The CD notes provide us with the words of the songs, all in Gaelic and with English language translations. Very useful and most commendable; however, I think that Doimnic was being a wee bit sparing in his notes, because background information on himself and the songs would have been helpful. There are twelve songs in all, and among the more familiar titles are Seán Ó Duibhir a’ Ghleanna, Máire Bhruinneall, An Clár Bog Deal, A Neansaí Mhíle Grá, and Seachrán Chairn tSiail.
Friends and admirers will be pleased with his latest production.
Aidan O’Hara

Own Label CDDM002, 13 Tracks, 46 Minutes

I’m writing this in Nashville, Tennessee where you can’t swing a proverbial cat without hitting a banjo. And here in music city, the banjo is as easy a target for jokes and derision as it seems to be everywhere else in the world. But that’s just because the jokers haven’t heard Cavan’s Darren Maloney play.
Following up on his acclaimed self–released debut Who? (2004), Complicated available from Claddagh Records is just that; a collection of increasingly diverse and complex tunes ranging from originals and traditionals, to Bach (yes, Bach unaccompanied on a banjo. The track selection gives an interesting glimpse into Maloney’s diverse abilities and musical interests. The opening set is comprised of tunes he played during a 2006 workshop/concert at the famed Carnegie Hall, which earned him a standing ovation. Just to mix it up, its followed by an original set accompanied by Shane MacGowan on guitar.

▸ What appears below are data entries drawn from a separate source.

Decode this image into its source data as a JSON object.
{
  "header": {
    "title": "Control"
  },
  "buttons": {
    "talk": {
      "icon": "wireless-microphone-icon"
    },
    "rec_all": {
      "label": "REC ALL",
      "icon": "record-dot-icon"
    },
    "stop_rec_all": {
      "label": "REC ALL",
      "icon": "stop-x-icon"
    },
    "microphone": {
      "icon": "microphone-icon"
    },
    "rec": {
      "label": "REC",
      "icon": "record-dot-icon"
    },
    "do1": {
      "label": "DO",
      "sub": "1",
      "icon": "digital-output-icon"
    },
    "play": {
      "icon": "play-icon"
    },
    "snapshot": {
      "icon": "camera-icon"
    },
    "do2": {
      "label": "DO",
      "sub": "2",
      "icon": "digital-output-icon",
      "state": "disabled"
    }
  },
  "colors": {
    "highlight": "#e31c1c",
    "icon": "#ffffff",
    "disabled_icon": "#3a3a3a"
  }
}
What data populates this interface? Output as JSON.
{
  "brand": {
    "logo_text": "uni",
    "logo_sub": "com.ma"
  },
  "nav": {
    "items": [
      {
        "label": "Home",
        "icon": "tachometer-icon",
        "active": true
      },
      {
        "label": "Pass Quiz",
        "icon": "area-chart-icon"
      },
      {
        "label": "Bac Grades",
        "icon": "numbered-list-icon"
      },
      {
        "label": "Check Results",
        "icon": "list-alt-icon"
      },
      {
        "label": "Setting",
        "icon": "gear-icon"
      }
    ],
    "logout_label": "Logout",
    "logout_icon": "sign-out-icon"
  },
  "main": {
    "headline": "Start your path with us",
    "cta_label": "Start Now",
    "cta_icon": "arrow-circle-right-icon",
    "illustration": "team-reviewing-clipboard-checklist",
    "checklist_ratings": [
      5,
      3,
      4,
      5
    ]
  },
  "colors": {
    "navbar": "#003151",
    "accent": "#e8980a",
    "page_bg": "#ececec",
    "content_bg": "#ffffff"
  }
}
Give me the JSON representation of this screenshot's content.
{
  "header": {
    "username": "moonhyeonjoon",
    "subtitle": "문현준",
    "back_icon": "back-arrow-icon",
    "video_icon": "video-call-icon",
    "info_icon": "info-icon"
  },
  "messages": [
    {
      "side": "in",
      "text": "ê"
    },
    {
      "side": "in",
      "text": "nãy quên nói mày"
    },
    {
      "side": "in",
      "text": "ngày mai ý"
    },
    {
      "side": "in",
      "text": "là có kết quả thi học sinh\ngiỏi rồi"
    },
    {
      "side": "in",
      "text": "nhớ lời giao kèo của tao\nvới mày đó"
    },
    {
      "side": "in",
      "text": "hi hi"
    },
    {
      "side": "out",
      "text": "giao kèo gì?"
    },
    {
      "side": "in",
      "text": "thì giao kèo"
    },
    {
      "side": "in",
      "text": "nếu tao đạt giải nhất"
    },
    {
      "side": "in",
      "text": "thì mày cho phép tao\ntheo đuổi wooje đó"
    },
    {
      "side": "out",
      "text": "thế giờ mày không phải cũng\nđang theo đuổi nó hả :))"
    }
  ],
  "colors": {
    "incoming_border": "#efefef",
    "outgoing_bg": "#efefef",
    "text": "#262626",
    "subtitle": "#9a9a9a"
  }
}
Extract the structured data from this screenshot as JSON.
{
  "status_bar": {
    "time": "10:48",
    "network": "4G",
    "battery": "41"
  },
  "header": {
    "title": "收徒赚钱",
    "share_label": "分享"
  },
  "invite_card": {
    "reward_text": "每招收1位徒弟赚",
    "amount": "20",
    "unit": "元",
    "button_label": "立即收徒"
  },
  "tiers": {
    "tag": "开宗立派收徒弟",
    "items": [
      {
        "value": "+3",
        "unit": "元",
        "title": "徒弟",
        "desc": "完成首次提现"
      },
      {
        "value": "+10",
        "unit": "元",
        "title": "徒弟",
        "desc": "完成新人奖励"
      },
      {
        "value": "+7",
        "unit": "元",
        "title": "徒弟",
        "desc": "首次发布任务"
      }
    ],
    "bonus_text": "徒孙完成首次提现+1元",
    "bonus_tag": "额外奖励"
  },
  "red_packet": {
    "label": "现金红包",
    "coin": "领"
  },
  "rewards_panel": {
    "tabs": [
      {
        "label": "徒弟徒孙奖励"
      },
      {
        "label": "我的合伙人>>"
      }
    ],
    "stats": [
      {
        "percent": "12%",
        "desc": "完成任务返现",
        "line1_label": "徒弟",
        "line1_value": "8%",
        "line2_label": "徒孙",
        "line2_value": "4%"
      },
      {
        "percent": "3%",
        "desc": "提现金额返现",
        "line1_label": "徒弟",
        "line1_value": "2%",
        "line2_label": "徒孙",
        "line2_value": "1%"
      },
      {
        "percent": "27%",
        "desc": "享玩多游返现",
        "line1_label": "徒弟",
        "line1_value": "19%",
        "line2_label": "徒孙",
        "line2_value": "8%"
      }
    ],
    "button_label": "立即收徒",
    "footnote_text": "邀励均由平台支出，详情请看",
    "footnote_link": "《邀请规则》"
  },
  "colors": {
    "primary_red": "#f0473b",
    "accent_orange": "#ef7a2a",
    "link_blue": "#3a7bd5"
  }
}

Many of the tracks capture the tunes and musicians that Maloney played and played with during his time living in New York City. Singer/songwriter Johnny Cuomo, a staple at Manhattan’s O’Neil’s sessions amongst others, makes a couple of appearances both on guitar and vocals and most of the tracks seem to have a New York connection. While Maloney’s playing is, as always, impeccable, I was a bit sad not to hear anything that stood up to Kandy Girls from Who? which is the track I direct people to when they go off on a banjo safaris. And which has, to a person, won over every single doubter. There is, however, a maturity to this collection, a sense of finesse and a thoughtfulness that displays Maloneys growth as an artist. Together, with his first fiery release, it forms a mighty collection, guaranteed to win over doubters as well as banjo, and indeed aficionados of all music alike.
Helene Dunbar